- [Task description]: The number of lines below containing the word "xaml" is all that should be returned.

- [Data excerpts]:
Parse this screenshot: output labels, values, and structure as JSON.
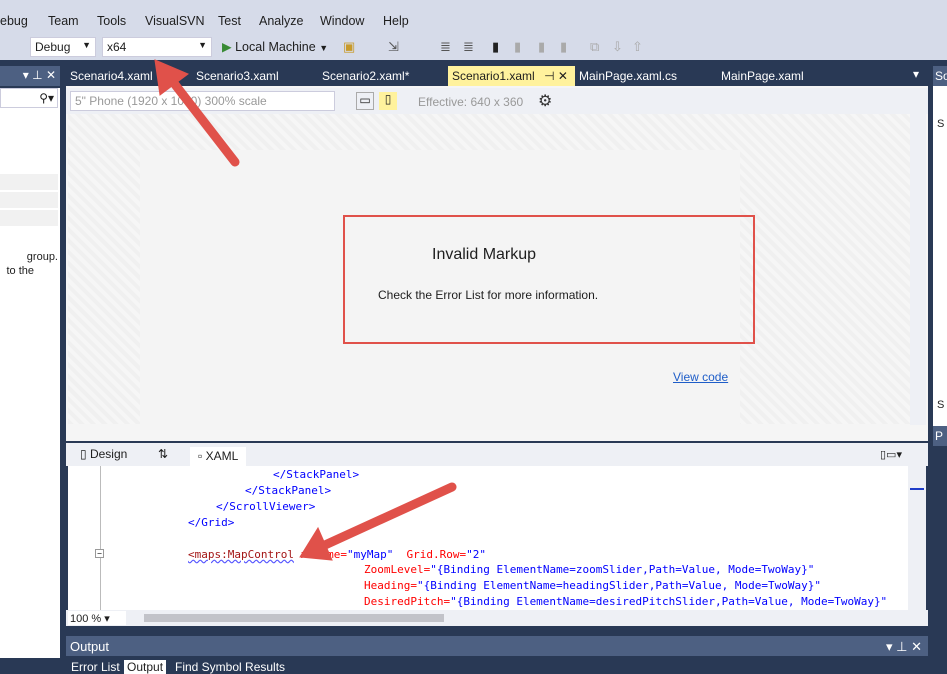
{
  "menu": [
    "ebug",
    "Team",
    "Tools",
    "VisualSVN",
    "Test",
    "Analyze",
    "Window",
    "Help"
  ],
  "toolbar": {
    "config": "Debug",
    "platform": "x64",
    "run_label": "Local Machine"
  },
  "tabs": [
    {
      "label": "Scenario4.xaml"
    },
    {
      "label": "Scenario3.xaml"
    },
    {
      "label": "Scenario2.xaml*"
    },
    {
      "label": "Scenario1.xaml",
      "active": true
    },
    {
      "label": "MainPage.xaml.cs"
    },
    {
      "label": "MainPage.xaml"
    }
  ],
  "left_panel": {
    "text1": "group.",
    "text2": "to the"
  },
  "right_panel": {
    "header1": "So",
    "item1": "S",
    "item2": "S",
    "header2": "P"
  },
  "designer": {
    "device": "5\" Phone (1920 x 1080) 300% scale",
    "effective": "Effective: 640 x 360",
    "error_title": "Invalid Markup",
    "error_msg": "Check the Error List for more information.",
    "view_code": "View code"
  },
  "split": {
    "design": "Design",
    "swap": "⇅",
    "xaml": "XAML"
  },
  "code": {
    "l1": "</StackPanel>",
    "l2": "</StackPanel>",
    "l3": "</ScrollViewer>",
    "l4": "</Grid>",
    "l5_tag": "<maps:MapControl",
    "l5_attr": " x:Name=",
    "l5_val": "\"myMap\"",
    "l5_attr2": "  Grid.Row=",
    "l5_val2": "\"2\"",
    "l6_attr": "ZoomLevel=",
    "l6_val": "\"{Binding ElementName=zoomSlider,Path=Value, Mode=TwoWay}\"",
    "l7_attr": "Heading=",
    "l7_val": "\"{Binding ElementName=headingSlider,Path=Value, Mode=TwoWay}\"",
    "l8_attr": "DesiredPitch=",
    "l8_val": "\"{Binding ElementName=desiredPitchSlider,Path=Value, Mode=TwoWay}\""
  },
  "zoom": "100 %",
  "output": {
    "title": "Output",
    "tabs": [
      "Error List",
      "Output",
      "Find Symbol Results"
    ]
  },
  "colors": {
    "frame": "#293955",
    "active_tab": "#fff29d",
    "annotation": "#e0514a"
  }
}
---
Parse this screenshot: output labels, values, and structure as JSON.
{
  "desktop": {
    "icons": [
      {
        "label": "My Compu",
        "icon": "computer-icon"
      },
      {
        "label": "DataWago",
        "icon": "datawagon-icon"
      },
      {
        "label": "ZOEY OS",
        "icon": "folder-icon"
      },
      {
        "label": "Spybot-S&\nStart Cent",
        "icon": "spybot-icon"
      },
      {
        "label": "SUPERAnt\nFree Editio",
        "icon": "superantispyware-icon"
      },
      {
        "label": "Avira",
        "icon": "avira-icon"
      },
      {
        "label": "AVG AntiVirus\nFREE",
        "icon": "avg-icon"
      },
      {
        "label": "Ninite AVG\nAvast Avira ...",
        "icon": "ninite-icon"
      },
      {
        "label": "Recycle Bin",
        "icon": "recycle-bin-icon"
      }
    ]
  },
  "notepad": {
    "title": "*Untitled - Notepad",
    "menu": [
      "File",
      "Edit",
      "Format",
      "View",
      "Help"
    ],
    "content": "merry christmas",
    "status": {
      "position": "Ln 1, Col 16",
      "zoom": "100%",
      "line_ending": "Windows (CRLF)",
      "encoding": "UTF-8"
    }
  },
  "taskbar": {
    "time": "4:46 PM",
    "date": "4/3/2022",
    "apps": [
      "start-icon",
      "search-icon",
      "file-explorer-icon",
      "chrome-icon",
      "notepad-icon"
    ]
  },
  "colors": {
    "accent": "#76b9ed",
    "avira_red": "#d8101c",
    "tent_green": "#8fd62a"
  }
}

- [Answer section]: 7